§ What needs to be done:
The lines to copy are those holding the string "Centerville" in the entries below.

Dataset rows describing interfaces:
=====

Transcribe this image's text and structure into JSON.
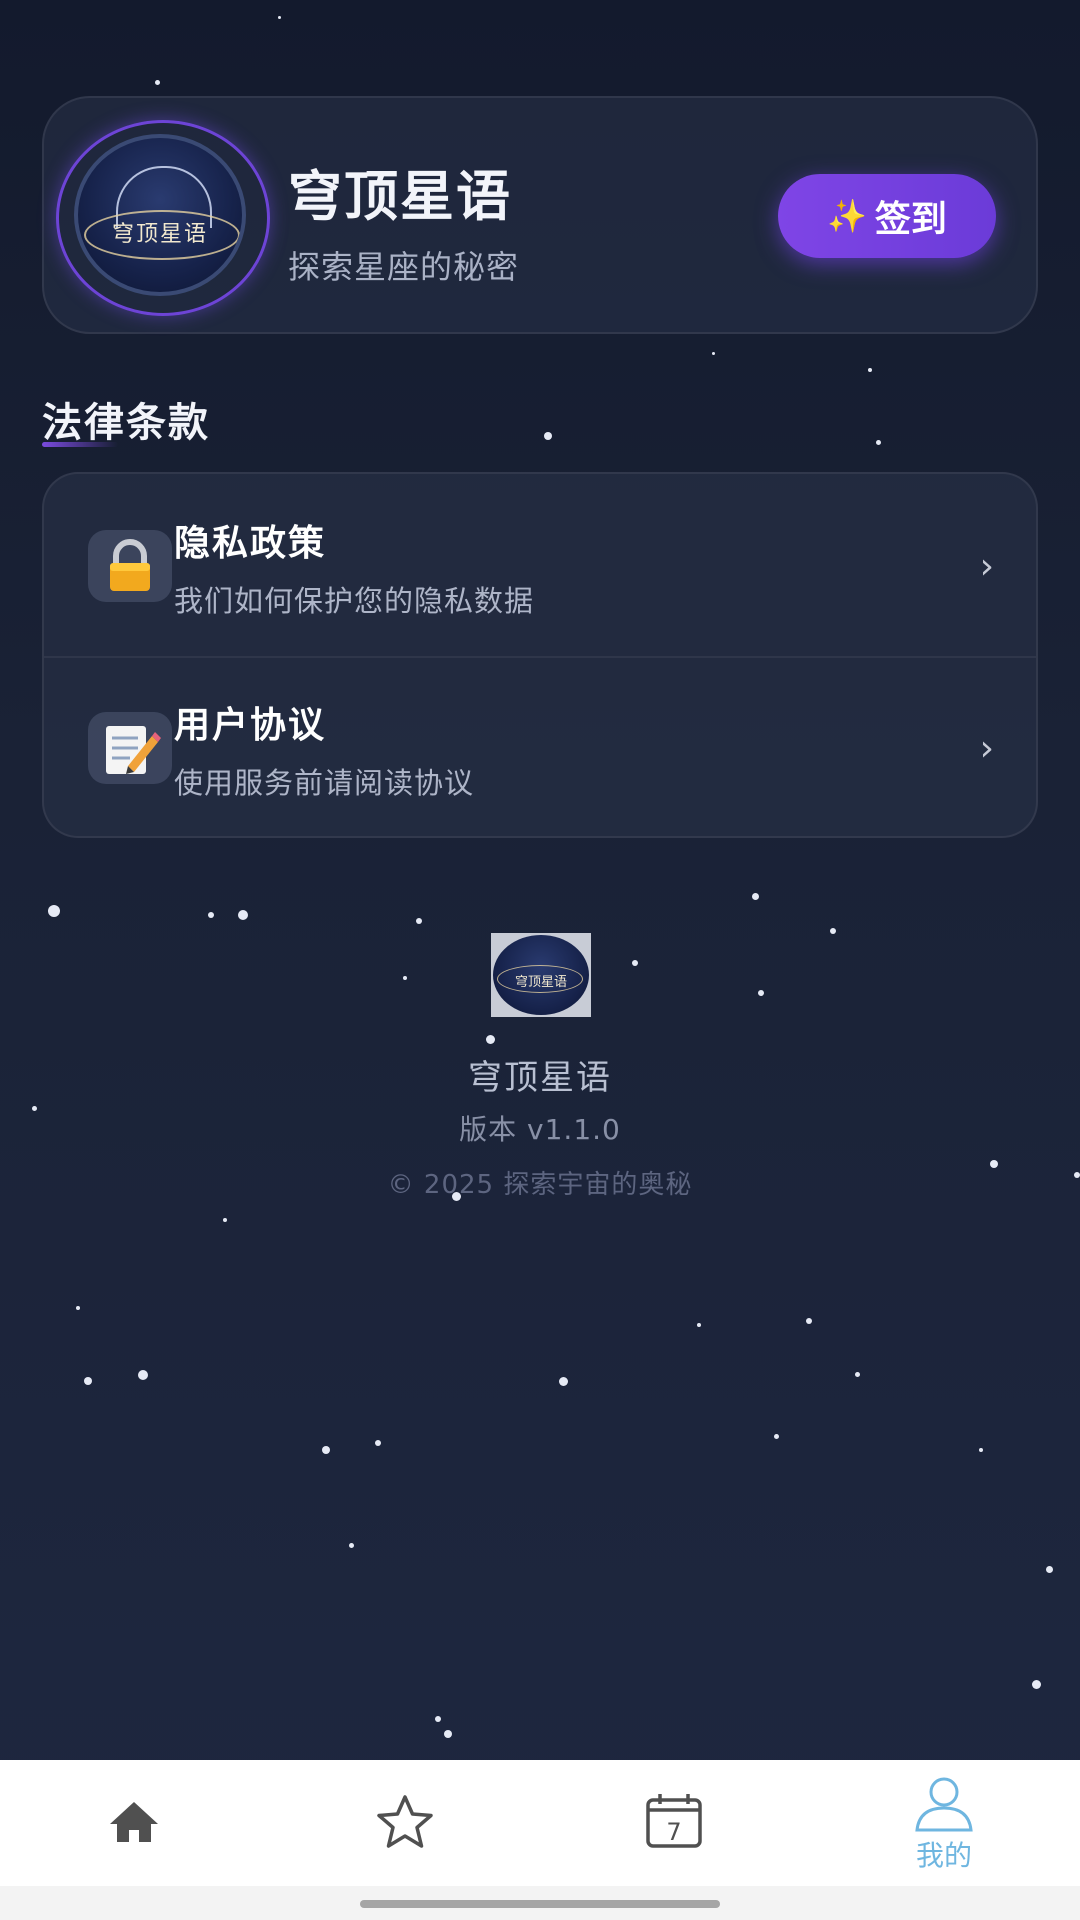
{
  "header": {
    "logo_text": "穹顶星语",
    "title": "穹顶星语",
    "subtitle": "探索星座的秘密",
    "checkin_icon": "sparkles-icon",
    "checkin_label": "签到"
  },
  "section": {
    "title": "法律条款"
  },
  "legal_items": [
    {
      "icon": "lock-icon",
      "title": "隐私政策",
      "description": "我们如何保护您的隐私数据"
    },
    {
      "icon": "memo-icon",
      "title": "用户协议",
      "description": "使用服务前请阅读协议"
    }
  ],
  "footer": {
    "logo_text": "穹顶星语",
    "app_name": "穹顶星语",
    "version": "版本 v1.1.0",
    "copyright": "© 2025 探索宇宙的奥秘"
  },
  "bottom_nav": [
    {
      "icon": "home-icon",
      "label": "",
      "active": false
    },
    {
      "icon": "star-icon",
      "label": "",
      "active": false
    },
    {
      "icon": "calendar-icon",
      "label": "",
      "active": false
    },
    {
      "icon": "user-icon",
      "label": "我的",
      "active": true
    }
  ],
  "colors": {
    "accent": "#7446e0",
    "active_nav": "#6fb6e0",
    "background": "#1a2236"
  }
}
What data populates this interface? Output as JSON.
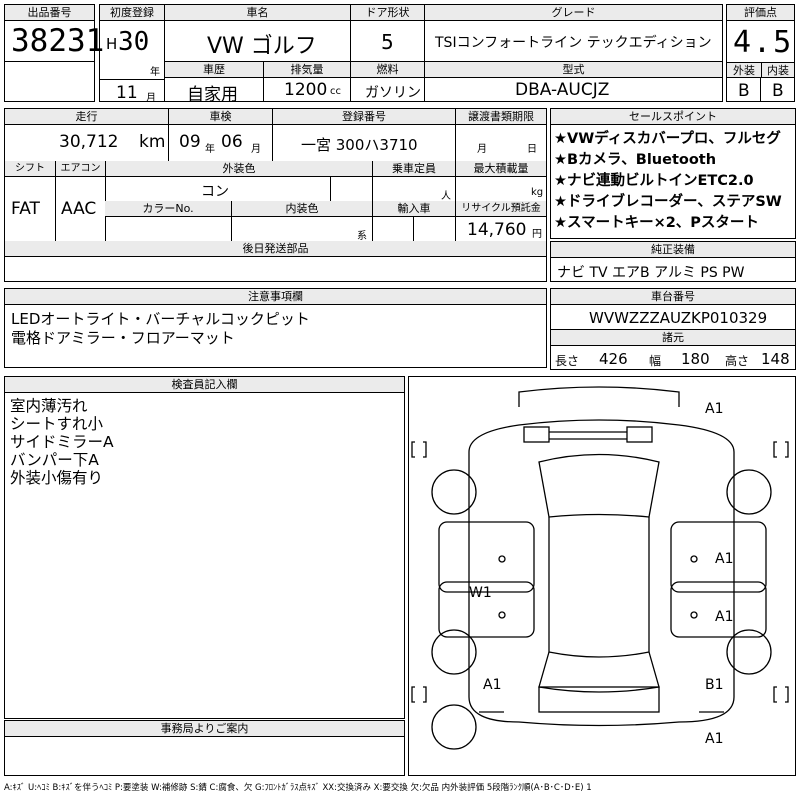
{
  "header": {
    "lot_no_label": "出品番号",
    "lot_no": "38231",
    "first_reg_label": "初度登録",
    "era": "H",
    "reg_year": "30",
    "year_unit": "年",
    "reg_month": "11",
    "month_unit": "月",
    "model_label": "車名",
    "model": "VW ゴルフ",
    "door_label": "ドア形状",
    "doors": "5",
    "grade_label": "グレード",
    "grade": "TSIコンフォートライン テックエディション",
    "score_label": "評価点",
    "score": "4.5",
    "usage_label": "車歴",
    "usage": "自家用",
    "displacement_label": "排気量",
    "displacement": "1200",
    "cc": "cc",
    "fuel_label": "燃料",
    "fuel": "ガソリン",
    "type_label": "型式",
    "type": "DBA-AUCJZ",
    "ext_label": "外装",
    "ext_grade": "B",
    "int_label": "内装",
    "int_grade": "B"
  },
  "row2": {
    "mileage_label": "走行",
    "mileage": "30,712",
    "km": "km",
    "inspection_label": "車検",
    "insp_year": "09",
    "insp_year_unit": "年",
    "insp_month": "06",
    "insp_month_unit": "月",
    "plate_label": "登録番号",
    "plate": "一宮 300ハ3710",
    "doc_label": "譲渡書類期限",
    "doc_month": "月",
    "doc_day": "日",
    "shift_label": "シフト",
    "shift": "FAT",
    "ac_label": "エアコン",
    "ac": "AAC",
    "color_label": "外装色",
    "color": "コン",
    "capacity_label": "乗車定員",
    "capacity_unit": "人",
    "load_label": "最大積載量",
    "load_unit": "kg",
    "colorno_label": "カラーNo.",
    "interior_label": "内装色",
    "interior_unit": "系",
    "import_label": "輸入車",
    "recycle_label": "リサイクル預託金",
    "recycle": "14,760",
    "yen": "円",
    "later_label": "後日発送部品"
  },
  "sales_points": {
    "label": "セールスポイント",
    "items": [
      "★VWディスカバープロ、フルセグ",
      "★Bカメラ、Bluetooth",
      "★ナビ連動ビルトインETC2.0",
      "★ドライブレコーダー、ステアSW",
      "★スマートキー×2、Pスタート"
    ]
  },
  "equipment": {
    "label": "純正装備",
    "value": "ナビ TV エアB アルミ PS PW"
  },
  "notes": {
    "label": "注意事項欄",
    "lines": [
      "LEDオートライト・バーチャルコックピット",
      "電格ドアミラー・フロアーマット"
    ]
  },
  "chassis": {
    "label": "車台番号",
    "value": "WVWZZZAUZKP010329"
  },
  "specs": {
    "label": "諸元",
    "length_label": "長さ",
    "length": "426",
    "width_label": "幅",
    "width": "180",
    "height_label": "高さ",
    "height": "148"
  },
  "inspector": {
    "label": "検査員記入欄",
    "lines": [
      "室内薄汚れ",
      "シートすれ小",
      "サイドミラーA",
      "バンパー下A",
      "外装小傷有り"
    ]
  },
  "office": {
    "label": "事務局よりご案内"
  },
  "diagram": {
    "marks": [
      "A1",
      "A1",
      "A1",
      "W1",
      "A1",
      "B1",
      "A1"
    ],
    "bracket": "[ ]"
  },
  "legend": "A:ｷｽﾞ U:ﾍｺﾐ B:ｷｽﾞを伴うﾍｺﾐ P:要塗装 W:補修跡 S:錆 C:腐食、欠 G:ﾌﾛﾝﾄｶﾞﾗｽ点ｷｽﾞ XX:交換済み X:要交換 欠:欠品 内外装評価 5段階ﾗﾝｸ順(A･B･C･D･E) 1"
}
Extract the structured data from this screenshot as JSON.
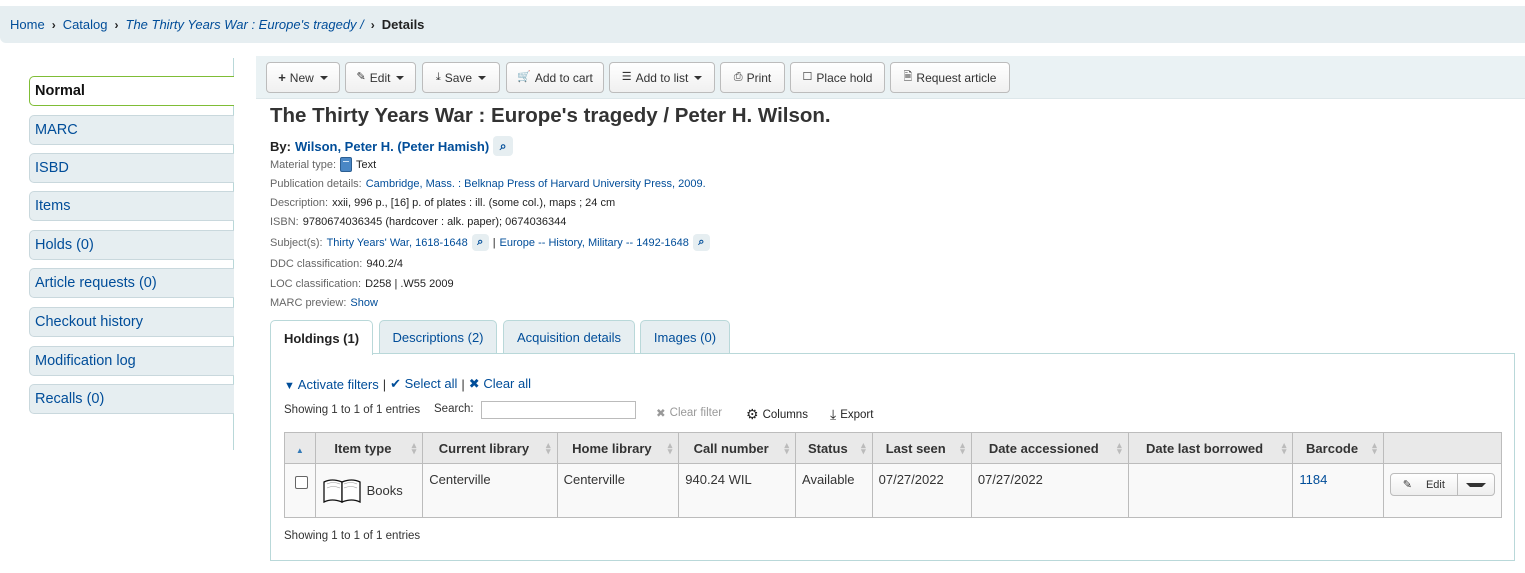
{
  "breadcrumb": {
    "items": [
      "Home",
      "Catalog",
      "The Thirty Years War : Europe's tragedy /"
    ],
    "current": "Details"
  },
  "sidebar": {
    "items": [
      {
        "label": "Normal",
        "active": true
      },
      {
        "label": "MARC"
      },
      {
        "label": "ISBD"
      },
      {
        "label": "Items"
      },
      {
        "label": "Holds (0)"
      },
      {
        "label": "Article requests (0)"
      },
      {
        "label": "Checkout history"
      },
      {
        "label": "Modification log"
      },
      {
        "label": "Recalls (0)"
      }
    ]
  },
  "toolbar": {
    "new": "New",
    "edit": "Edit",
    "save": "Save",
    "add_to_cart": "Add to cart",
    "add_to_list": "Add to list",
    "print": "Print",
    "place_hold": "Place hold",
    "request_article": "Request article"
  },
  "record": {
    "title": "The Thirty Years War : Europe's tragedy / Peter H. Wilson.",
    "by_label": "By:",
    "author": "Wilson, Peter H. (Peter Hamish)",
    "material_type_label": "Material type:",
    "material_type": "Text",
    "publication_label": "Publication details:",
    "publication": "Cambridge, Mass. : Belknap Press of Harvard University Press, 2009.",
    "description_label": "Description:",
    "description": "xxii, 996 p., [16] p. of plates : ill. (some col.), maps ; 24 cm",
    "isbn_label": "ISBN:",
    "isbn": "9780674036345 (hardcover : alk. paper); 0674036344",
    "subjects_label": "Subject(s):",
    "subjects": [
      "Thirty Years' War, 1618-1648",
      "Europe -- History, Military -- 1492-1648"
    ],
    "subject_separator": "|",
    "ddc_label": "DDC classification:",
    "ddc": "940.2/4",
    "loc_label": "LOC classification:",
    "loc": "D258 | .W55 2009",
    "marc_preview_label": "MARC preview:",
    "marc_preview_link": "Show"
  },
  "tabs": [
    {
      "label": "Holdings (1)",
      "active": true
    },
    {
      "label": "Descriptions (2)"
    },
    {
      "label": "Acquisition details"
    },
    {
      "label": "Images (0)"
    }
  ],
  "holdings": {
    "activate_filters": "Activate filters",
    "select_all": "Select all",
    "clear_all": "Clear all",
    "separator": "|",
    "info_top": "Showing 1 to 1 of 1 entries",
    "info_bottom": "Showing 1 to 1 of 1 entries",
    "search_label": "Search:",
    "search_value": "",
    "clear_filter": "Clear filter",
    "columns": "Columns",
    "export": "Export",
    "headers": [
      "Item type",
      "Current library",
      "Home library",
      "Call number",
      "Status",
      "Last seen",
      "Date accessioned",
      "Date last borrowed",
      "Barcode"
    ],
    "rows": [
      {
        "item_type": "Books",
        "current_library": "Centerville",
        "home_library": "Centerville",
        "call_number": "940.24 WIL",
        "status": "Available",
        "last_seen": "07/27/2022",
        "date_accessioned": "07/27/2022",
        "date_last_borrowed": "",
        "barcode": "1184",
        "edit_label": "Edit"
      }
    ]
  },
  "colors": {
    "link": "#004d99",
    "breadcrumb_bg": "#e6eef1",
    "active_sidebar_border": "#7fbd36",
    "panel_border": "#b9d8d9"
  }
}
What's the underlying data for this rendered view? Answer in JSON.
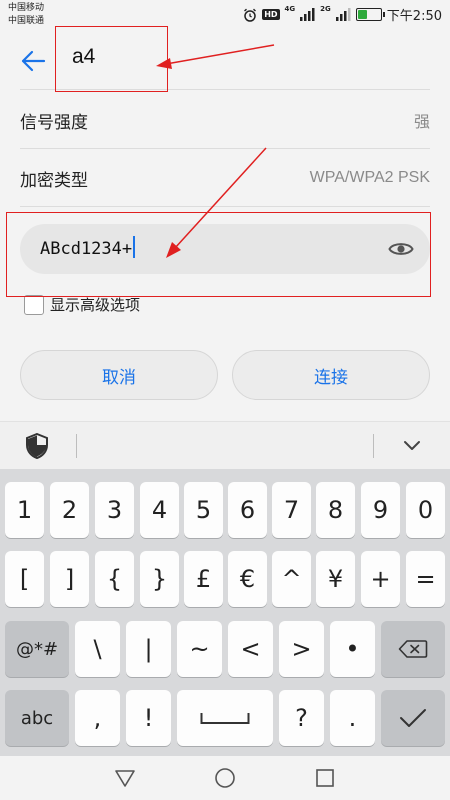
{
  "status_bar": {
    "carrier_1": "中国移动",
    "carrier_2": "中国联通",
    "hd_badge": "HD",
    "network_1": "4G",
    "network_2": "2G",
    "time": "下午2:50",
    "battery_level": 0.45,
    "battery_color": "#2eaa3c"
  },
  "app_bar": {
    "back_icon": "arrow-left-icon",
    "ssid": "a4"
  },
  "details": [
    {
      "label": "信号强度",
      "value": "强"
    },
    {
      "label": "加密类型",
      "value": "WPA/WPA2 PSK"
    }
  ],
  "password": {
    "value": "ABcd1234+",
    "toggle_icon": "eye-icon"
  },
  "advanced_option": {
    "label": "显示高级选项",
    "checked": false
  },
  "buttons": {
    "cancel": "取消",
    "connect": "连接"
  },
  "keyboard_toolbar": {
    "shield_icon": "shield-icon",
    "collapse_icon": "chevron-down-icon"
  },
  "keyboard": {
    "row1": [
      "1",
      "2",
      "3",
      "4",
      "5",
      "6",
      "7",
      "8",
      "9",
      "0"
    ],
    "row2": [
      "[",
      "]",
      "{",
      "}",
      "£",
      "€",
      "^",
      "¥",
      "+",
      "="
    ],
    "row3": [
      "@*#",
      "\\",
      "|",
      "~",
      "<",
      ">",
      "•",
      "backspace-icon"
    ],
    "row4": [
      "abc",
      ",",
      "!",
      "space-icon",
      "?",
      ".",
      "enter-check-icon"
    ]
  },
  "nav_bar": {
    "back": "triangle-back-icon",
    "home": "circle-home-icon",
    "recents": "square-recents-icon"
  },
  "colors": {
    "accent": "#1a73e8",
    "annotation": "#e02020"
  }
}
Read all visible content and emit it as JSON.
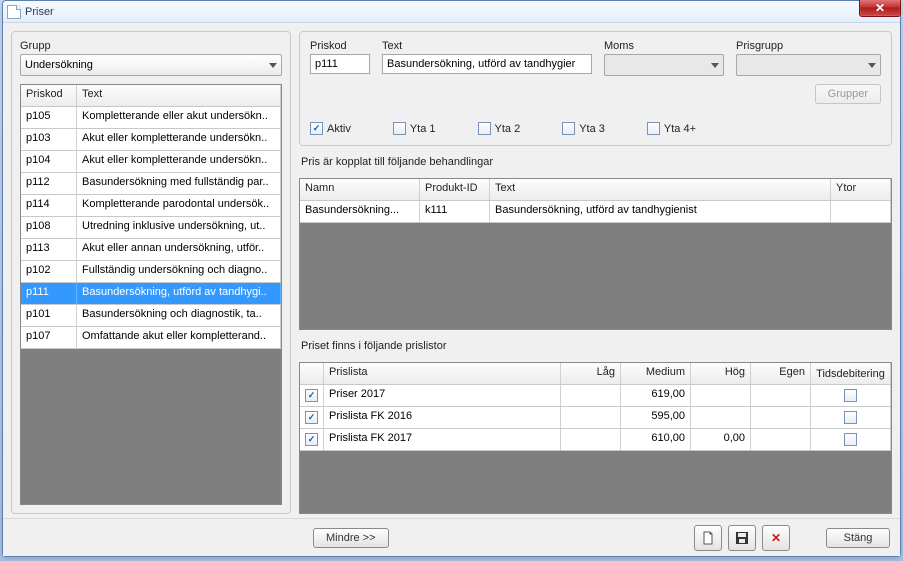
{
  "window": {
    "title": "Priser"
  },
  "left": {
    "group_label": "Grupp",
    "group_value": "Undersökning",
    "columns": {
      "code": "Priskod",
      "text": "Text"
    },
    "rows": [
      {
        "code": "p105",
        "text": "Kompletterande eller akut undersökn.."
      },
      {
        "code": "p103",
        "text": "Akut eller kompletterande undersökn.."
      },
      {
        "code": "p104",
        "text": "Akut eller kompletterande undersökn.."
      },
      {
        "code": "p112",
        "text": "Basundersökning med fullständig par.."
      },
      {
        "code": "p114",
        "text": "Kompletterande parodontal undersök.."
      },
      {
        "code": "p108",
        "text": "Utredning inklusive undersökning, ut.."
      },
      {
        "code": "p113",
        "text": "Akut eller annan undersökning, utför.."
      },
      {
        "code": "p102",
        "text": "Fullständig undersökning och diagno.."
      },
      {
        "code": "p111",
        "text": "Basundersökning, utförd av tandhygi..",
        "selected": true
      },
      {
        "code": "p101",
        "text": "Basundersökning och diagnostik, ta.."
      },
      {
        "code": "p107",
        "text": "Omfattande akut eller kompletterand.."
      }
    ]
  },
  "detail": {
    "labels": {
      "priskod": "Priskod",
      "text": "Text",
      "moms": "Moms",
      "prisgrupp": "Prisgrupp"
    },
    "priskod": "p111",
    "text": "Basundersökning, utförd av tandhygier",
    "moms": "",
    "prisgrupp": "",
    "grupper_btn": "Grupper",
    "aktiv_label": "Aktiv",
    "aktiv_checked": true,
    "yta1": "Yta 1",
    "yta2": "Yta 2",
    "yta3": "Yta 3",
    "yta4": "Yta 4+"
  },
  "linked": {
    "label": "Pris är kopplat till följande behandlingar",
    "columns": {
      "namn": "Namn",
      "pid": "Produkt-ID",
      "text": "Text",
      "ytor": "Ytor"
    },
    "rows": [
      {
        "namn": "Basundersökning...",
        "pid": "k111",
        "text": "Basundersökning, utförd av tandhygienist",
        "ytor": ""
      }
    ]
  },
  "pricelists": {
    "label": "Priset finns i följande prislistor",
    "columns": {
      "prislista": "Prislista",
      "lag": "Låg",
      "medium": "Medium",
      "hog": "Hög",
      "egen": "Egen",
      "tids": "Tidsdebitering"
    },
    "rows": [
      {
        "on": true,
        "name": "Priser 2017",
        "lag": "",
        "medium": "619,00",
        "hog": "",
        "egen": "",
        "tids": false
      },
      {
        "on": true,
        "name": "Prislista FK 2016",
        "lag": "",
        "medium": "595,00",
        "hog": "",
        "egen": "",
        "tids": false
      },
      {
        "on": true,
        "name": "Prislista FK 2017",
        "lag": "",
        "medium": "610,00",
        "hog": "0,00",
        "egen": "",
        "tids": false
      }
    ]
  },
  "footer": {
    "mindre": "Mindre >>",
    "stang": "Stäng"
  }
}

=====

§ Written answer:
        "current_library": "Centerville",
        "home_library": "Centerville",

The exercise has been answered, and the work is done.